__TASK DIRECTIONS__
Search the entries for the word "icon". Copy each line in which it is found.

__MATERIAL FOR THE TASK__
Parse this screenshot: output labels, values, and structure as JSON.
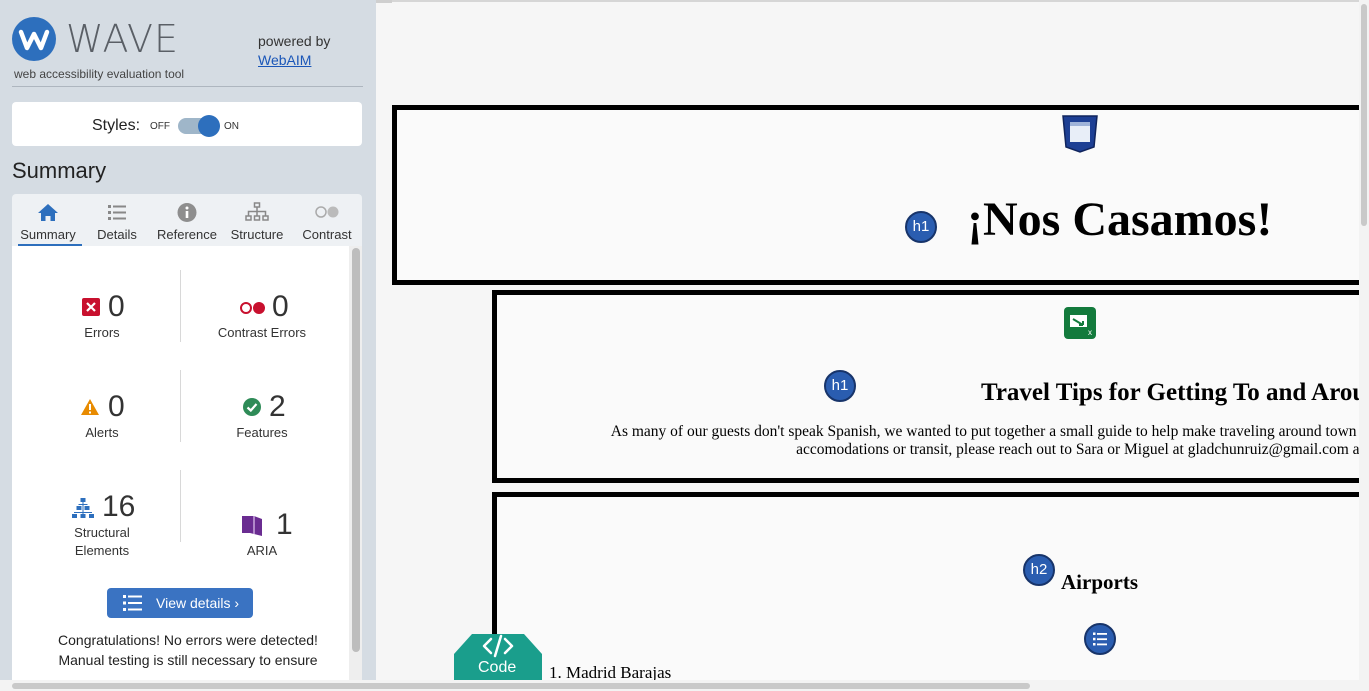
{
  "sidebar": {
    "logo_text": "WAVE",
    "tagline": "web accessibility evaluation tool",
    "powered_by": "powered by",
    "webaim_link": "WebAIM",
    "styles_label": "Styles:",
    "styles_off": "OFF",
    "styles_on": "ON",
    "styles_enabled": true,
    "summary_title": "Summary",
    "tabs": [
      {
        "label": "Summary",
        "icon": "home-icon",
        "active": true
      },
      {
        "label": "Details",
        "icon": "list-icon",
        "active": false
      },
      {
        "label": "Reference",
        "icon": "info-icon",
        "active": false
      },
      {
        "label": "Structure",
        "icon": "hierarchy-icon",
        "active": false
      },
      {
        "label": "Contrast",
        "icon": "contrast-icon",
        "active": false
      }
    ],
    "stats": {
      "errors": {
        "value": "0",
        "label": "Errors"
      },
      "contrast_errors": {
        "value": "0",
        "label": "Contrast Errors"
      },
      "alerts": {
        "value": "0",
        "label": "Alerts"
      },
      "features": {
        "value": "2",
        "label": "Features"
      },
      "structural": {
        "value": "16",
        "label_line1": "Structural",
        "label_line2": "Elements"
      },
      "aria": {
        "value": "1",
        "label": "ARIA"
      }
    },
    "view_details": "View details ›",
    "congrats_line1": "Congratulations! No errors were detected!",
    "congrats_line2": "Manual testing is still necessary to ensure"
  },
  "page": {
    "main_heading": "¡Nos Casamos!",
    "main_badge": "h1",
    "travel_heading": "Travel Tips for Getting To and Around Madrid",
    "travel_badge": "h1",
    "intro_line1": "As many of our guests don't speak Spanish, we wanted to put together a small guide to help make traveling around town as eas",
    "intro_line2": "accomodations or transit, please reach out to Sara or Miguel at gladchunruiz@gmail.com and we",
    "airports_heading": "Airports",
    "airports_badge": "h2",
    "list_item_1": "1. Madrid Barajas",
    "code_tab": "Code"
  },
  "colors": {
    "accent": "#2d6fbd",
    "error": "#c8102e",
    "alert": "#e88b00",
    "feature": "#2e8b57",
    "aria": "#6a2c91",
    "code_tab": "#1a9e8c"
  }
}
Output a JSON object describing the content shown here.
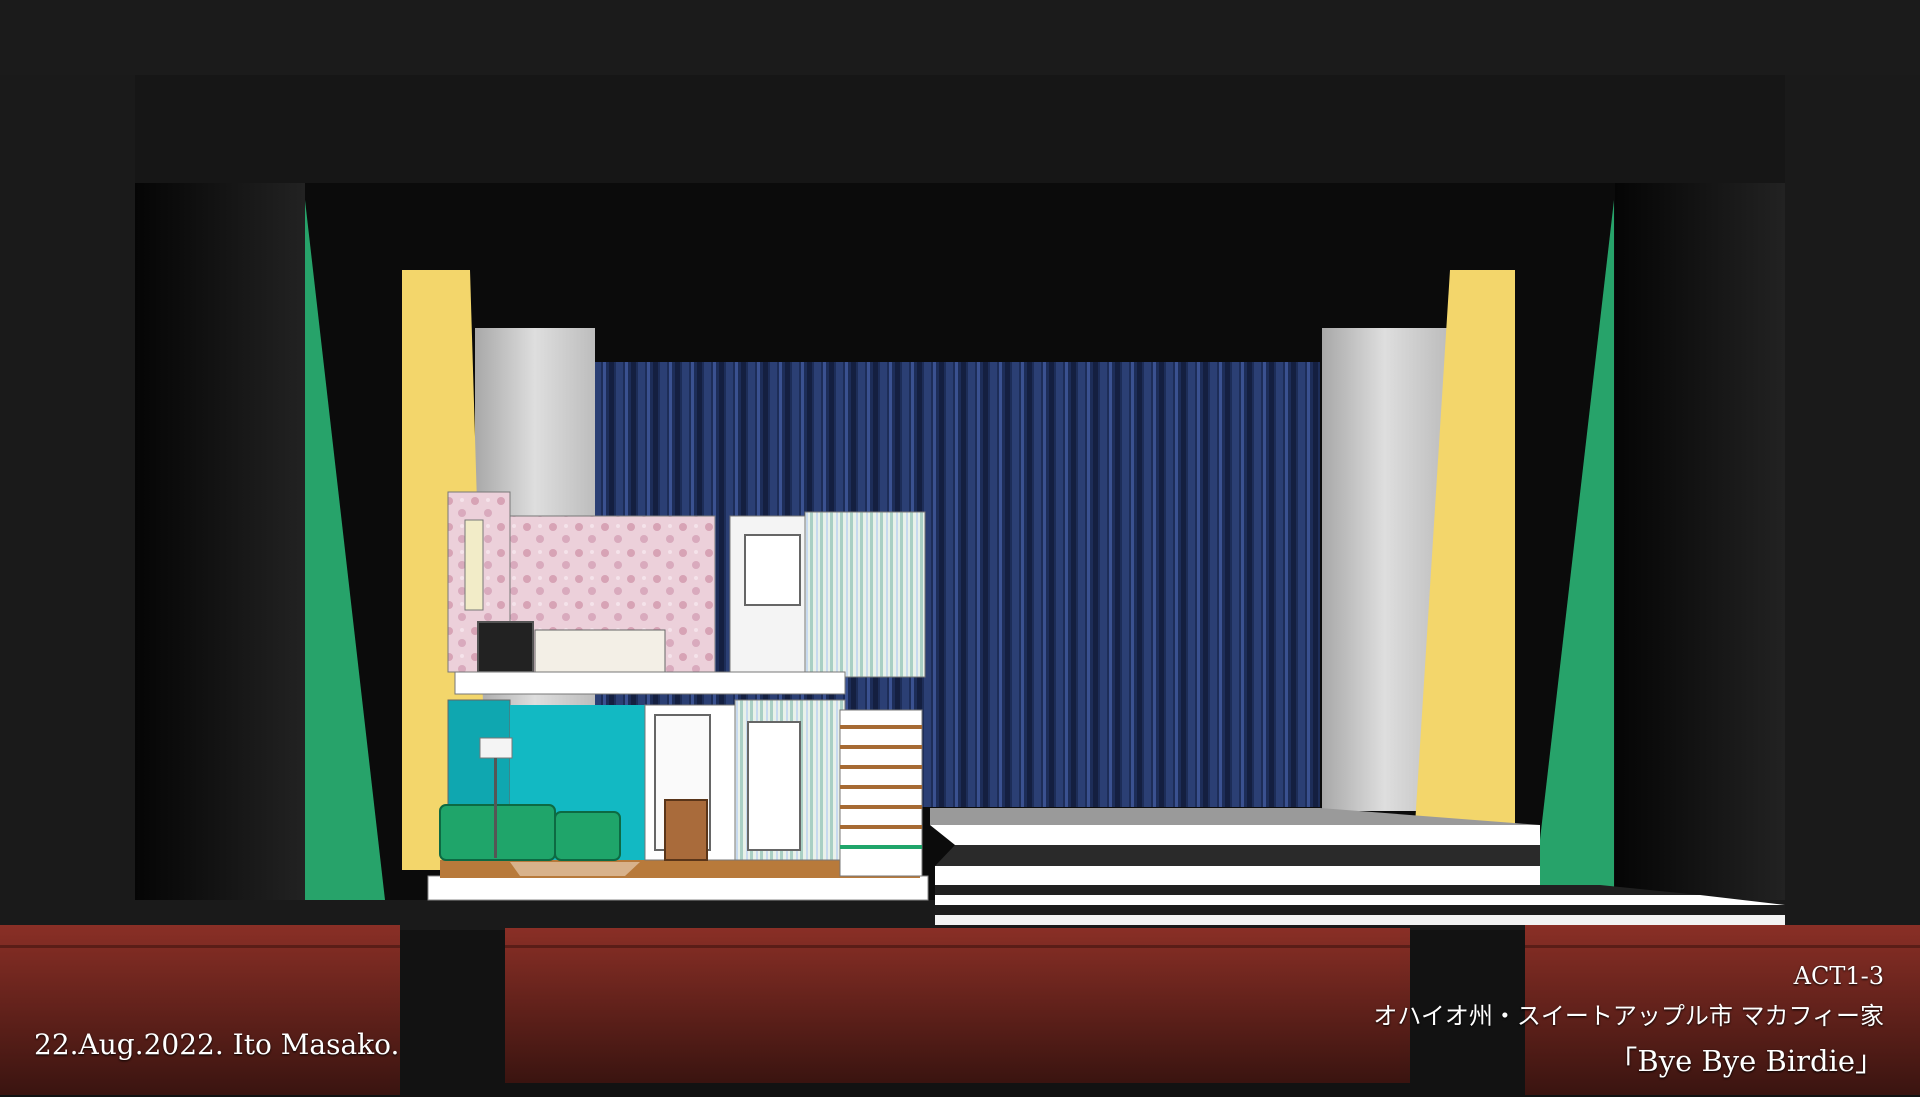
{
  "credit": "22.Aug.2022. Ito Masako.",
  "act": "ACT1-3",
  "location": "オハイオ州・スイートアップル市 マカフィー家",
  "title": "「Bye Bye Birdie」",
  "colors": {
    "proscenium": "#151515",
    "backdrop_curtain": "#1d2d58",
    "leg_green": "#27a36a",
    "leg_yellow": "#f3d66b",
    "flat_grey": "#cfcfcf",
    "seat_red": "#8a2f26",
    "wall_pink": "#e8c6d2",
    "wall_teal": "#12b9c3",
    "sofa_green": "#1fa56a",
    "stripe_wallpaper": "#cfe3d8"
  }
}
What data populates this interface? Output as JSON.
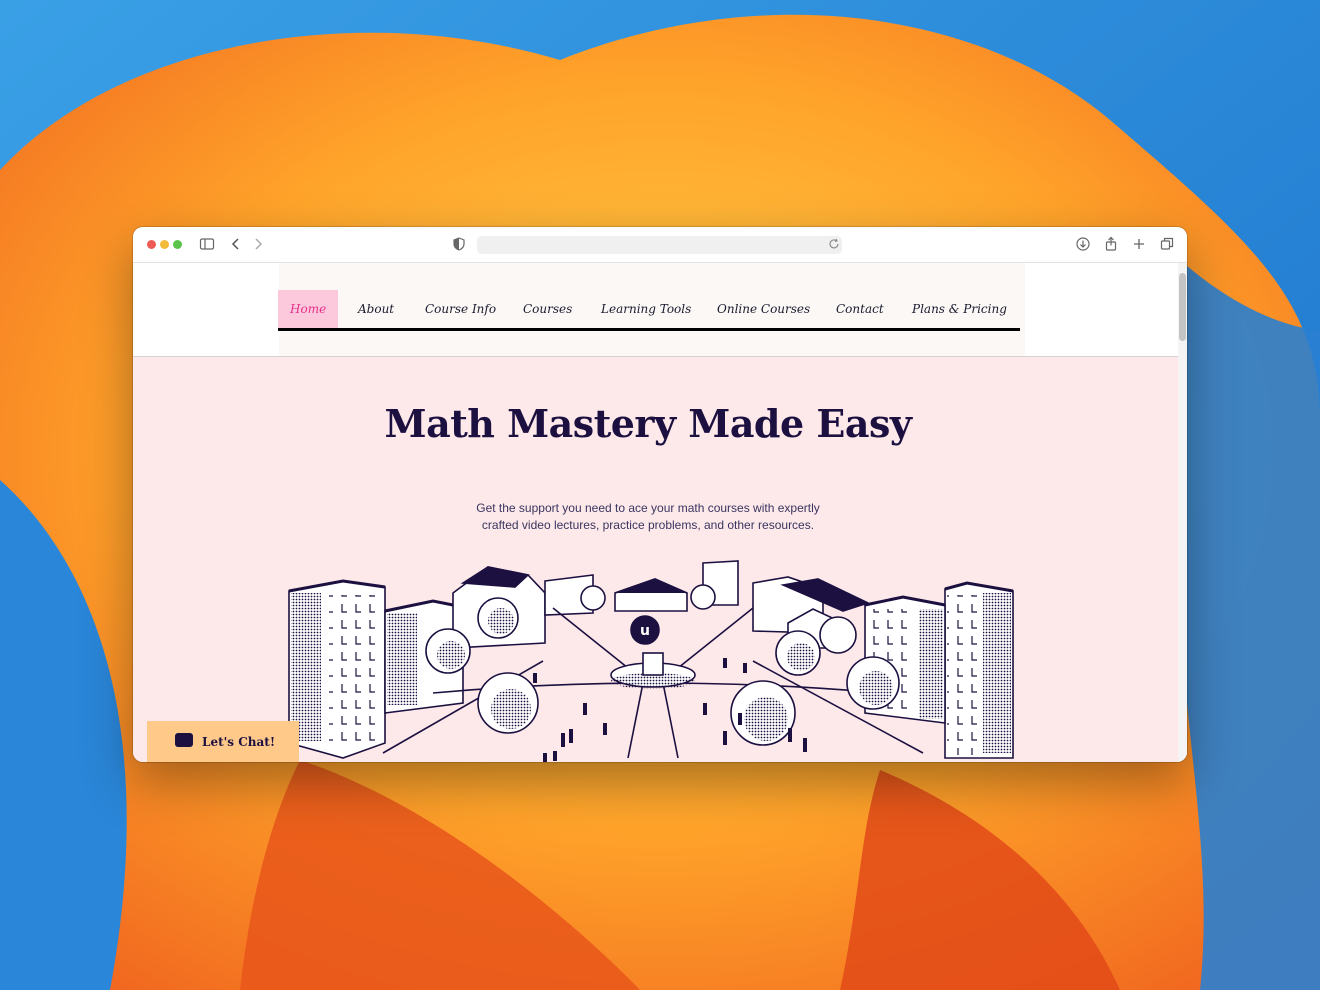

__RESULT FOR THIS TASK__
        "icon": "home-icon",
        "icon": "list-icon",
        "icon": "info-icon",
        "icon": "hierarchy-icon",
        "icon": "contrast-icon",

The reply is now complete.